Tatsuoka, K.K., & Tatsuoka, M.M. (1980). A model for incorporating response-time data in scoring achievement tests. In D.J. Weiss (Ed.), Proceedings of the 1979 Computerized Adaptive Testing Conference (pp. 236–256). Minneapolis, MN: University of Minnesota, Department of Psychology, Psychometric Methods Program.
Thissen, D. (1983). Timed testing: An approach using item response theory. In D.J. Weiss (Ed.), New Horizons in Testing: Latent Trait Test Theory and Computerized Adaptive Testing. New York: Academic Press.
Townsend, J.T., & Ashby, F.G. (1983). Stochastic Modeling of Elementary Psychological Processes. Cambridge, UK: Cambridge University Press.
van Breukelen, G.J.P. (2005). Psychometric modeling of response speed and accuracy with mixed and conditional regression. Psychometrika, 70, 359–376.
van der Linden, W.J. (2005). Linear Models for Optimal Test Design. New York: Springer-Verlag.
van der Linden, W.J. (2006). A lognormal model for response times on test items. Journal of Educational and Behavioral Statistics, 31, 181–204.
van der Linden, W.J. (2007a). Conceptual Issues in Response-Time Modeling. Submitted.
van der Linden, W.J. (2007b). Using response times for item selection in adaptive tests. Journal of Educational and Behavioral Statistics, 32.
van der Linden, W.J., & Guo, F. (2006). Two Bayesian Procedures for Identifying Aberrant Response-Time Patterns in Adaptive Testing. Manuscript submitted for publication.
van der Linden, W.J., & Hambleton, R.K. (1997). Handbook of Modern Item Response Theory. New York: Springer-Verlag.
van der Linden, W.J., Breithaupt, K., Chuah, S.C., & Zhang, Y. (2007). Detecting differential speededness in multistage testing. Journal of Educational Measurement, 44, in press.
van der Linden, W.J., Klein Entink, R.H., & Fox, J.-P. (2006). IRT Parameter Estimation with Response Times as Collateral Information. Manuscript submitted for publication.
van der Linden, W.J., Scrams, D.J., & Schnipke, D.L. (1999). Using response-time constraints to control for speededness in computerized adaptive testing. Applied Psychological Measurement, 23, 195–210.
Verhelst, N.D., Verstralen, H.H.F.M., & Jansen, M.G. (1997). A logistic model for time-limit tests. In W.J. van der Linden & R.K. Hambleton (Eds.), Handbook of Modern Item Response Theory (pp. 169–185). New York: Springer-Verlag.
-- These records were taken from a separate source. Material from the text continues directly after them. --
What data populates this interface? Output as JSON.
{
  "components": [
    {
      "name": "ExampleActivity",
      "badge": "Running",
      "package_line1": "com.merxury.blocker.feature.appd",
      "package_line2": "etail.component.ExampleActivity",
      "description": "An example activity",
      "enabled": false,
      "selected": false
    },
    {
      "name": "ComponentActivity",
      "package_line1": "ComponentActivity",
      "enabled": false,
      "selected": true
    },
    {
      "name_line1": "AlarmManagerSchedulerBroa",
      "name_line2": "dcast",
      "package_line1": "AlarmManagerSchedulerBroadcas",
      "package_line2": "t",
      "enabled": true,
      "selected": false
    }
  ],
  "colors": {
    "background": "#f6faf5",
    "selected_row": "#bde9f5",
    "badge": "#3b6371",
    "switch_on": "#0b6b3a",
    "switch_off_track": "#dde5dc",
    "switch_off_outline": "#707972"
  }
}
This study received funding from the Law School Admission Council (LSAC). The opinions and conclusions contained in this paper are those of the author and do not necessarily reflect the policy and position of LSAC. The author is indebted to the American Institute of Certified Public Accountants for the data set in the empirical example and to Rinke H. Klein Entink for his computational assistance
About this article
Cite this article
van der Linden, W.J. A Hierarchical Framework for Modeling Speed and Accuracy on Test Items. Psychometrika 72, 287–308 (2007). https://doi.org/10.1007/s11336-006-1478-z